I've noticed in the past that when I move to a new city and new home, I tend to feel uncomfortable and even a bit scared for the first three days. For the first three weeks, I'm just somewhat uncomfortable, still adjusting to my new surroundings. After that, I'm generally OK.

I was interested to learn recently that that three-week period came up in a similar context: building a new habit. Some experts believe that it often takes about 21 days for people to adjust to big changes.

Now before you wonder what this has to do with investing, keep it mind that for most of us, there are some critical changes we can make in our lives that will make us more successful with our money.

Ch-ch-ch-changes
Here are some new habits that can serve you well:

  • Reading annual reports regularly. This is how big investing names such as Warren Buffett and Jim Rogers have gleaned many insights. It's how you can get and stay on top of many industries. If you're interested in profiting from the growth in medical devices and robotics, for instance, the reports from Medtronic (NYSE:MDT), Stryker (NYSE:SYK), and Intuitive Surgical (NASDAQ:ISRG) will give you lots of insight. Similarly, if the oil industry interests you, look at what ExxonMobil (NYSE:XOM), ConocoPhillips (NYSE:COP), and Chevron (NYSE:CVX) have to say about their experiences.
  • Saving and investing more. You might, for example, put $10 in an investing jar every day, taking it to the bank every now and then, and investing in stock whenever it totals several hundred dollars. That daily $10 will come to $3,650 in a year -- and if it grows at 10% per year for 25 years, it will become almost $40,000. If you save and invest that much each and every year, you'll top $385,000 by 2034! You might end up with more, if you choose some stocks well. Over the past 20 years, for example, the not-that-exciting company PepsiCo (NYSE:PEP) has averaged nearly 12% annually, turning a one-time $3,650 investment into more than $33,000.
  • Spending less. There are lots of ways to get that $10 each day. Two to four of the dollars might come from your coffee habit, if you get into the practice of making your own brew at home each morning instead of buying it on the road.
  • Investing smarter. You might also develop new investing habits -- perhaps not letting yourself buy a stock until you write down why you're investing in it, and after you've studied it from many angles. Cutting out impulse buys can improve your performance considerably.

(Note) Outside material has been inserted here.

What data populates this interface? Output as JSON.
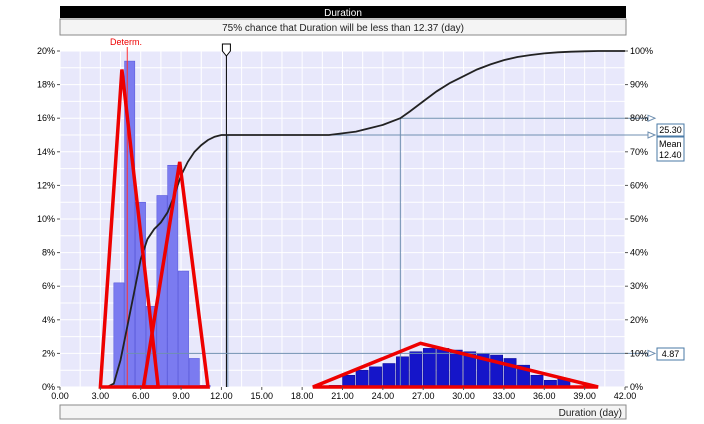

How to develop those habits
So now that you have a few habits you want to develop (including, perhaps, going to bed earlier, playing tennis, and eating more vegetables), how long will it take you to really make them stick? Three weeks? Well, maybe not. A study in the European Journal of Social Psychology offers a new look at that question. It found that:

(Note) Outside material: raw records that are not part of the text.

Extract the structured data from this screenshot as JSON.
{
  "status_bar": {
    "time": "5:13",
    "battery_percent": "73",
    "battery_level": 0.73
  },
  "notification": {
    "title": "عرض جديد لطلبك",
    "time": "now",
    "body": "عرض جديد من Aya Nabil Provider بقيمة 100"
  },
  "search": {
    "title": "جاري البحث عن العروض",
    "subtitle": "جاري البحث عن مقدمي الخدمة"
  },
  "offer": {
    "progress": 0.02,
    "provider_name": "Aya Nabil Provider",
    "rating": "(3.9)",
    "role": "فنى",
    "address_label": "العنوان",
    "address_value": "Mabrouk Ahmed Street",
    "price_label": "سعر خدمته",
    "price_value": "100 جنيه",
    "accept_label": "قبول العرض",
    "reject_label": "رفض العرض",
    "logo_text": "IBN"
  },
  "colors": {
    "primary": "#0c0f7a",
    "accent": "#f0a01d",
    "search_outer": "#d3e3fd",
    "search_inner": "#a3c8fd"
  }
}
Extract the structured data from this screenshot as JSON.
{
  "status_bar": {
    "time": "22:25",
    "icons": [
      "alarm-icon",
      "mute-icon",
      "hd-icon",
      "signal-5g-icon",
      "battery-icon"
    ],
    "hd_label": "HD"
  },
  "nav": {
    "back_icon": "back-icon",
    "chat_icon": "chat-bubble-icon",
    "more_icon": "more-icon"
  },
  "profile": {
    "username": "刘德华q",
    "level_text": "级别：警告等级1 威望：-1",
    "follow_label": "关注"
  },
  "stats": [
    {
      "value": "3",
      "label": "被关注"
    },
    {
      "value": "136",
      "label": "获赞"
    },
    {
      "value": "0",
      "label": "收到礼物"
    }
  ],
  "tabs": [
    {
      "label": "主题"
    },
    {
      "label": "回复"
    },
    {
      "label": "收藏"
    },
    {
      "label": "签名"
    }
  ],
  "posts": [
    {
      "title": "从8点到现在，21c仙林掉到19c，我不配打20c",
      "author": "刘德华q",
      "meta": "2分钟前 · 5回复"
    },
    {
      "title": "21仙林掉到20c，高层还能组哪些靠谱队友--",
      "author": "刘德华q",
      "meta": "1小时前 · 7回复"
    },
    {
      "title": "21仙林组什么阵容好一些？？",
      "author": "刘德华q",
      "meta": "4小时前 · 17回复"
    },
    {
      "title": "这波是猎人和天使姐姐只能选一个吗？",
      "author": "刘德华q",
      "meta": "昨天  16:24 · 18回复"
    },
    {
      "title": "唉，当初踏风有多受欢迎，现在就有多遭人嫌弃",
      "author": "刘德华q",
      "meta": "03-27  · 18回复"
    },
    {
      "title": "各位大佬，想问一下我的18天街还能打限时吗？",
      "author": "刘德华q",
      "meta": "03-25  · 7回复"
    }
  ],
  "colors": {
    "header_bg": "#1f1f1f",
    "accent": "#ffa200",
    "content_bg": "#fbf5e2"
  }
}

  • The time it takes varied in their sample from 18 to 254 days.
  • The time it takes depends on various factors, such as how hard the new habit is to do, and how good you are at developing new habits. (Some of us are more resistant than others.)
  • New habits become much more automatic in the first days and grow more automatic more slowly, eventually hitting a plateau, after which they just won't get much more ingrained. On average, this plateau is 66 days.
  • It's OK to miss a day here and there.

So there's good news for us here. It may not be easy to develop a new habit, but it can be done -- and it can be very worthwhile and profitable, too. Just stick with it for more than a few days, giving it a chance to take hold. You could see your investing results improve significantly.

Trying to time the market is a habit you should break. Listen as Tim Hanson talks about his experience with market timing.

Longtime Fool contributor Selena Maranjian owns shares of Intuitive Surgical and PepsiCo. Intuitive Surgical is a Motley Fool Rule Breakers pick. Stryker is a Motley Fool Inside Value recommendation. PepsiCo is a Motley Fool Income Investor pick. The Fool owns shares of Medtronic and Stryker. Try any of our investing newsletters free for 30 days. The Motley Fool is Fools writing for Fools.